**Instructions to follow**
Each record should appear again in the response exactly as it does in the original.

**Exercise data**
^^^^^^^^
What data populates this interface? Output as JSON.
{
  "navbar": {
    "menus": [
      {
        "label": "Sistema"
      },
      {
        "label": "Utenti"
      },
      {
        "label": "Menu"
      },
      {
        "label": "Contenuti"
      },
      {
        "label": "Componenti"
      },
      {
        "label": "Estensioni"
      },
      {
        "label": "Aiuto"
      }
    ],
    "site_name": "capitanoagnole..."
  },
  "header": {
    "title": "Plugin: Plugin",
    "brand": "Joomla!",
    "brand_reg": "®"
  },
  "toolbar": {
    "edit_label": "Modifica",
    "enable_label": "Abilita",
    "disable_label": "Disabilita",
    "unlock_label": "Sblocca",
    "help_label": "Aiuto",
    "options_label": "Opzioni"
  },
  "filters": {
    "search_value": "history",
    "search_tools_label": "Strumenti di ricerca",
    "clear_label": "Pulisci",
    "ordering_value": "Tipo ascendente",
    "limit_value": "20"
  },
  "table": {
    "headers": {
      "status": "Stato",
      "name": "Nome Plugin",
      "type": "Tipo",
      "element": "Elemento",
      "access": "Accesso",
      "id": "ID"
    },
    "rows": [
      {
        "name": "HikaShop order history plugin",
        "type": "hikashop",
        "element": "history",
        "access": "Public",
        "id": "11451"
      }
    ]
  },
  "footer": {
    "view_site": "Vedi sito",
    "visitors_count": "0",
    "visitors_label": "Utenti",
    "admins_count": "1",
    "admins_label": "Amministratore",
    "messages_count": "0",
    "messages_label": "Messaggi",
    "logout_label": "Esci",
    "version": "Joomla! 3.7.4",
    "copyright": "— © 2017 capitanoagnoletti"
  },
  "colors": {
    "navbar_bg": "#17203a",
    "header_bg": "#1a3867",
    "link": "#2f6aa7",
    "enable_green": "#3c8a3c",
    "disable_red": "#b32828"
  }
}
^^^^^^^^
**Response for this exercise**
What data populates this interface? Output as JSON.
{
  "navbar": {
    "menus": [
      {
        "label": "Sistema"
      },
      {
        "label": "Utenti"
      },
      {
        "label": "Menu"
      },
      {
        "label": "Contenuti"
      },
      {
        "label": "Componenti"
      },
      {
        "label": "Estensioni"
      },
      {
        "label": "Aiuto"
      }
    ],
    "site_name": "capitanoagnole..."
  },
  "header": {
    "title": "Plugin: Plugin",
    "brand": "Joomla!",
    "brand_reg": "®"
  },
  "toolbar": {
    "edit_label": "Modifica",
    "enable_label": "Abilita",
    "disable_label": "Disabilita",
    "unlock_label": "Sblocca",
    "help_label": "Aiuto",
    "options_label": "Opzioni"
  },
  "filters": {
    "search_value": "history",
    "search_tools_label": "Strumenti di ricerca",
    "clear_label": "Pulisci",
    "ordering_value": "Tipo ascendente",
    "limit_value": "20"
  },
  "table": {
    "headers": {
      "status": "Stato",
      "name": "Nome Plugin",
      "type": "Tipo",
      "element": "Elemento",
      "access": "Accesso",
      "id": "ID"
    },
    "rows": [
      {
        "name": "HikaShop order history plugin",
        "type": "hikashop",
        "element": "history",
        "access": "Public",
        "id": "11451"
      }
    ]
  },
  "footer": {
    "view_site": "Vedi sito",
    "visitors_count": "0",
    "visitors_label": "Utenti",
    "admins_count": "1",
    "admins_label": "Amministratore",
    "messages_count": "0",
    "messages_label": "Messaggi",
    "logout_label": "Esci",
    "version": "Joomla! 3.7.4",
    "copyright": "— © 2017 capitanoagnoletti"
  },
  "colors": {
    "navbar_bg": "#17203a",
    "header_bg": "#1a3867",
    "link": "#2f6aa7",
    "enable_green": "#3c8a3c",
    "disable_red": "#b32828"
  }
}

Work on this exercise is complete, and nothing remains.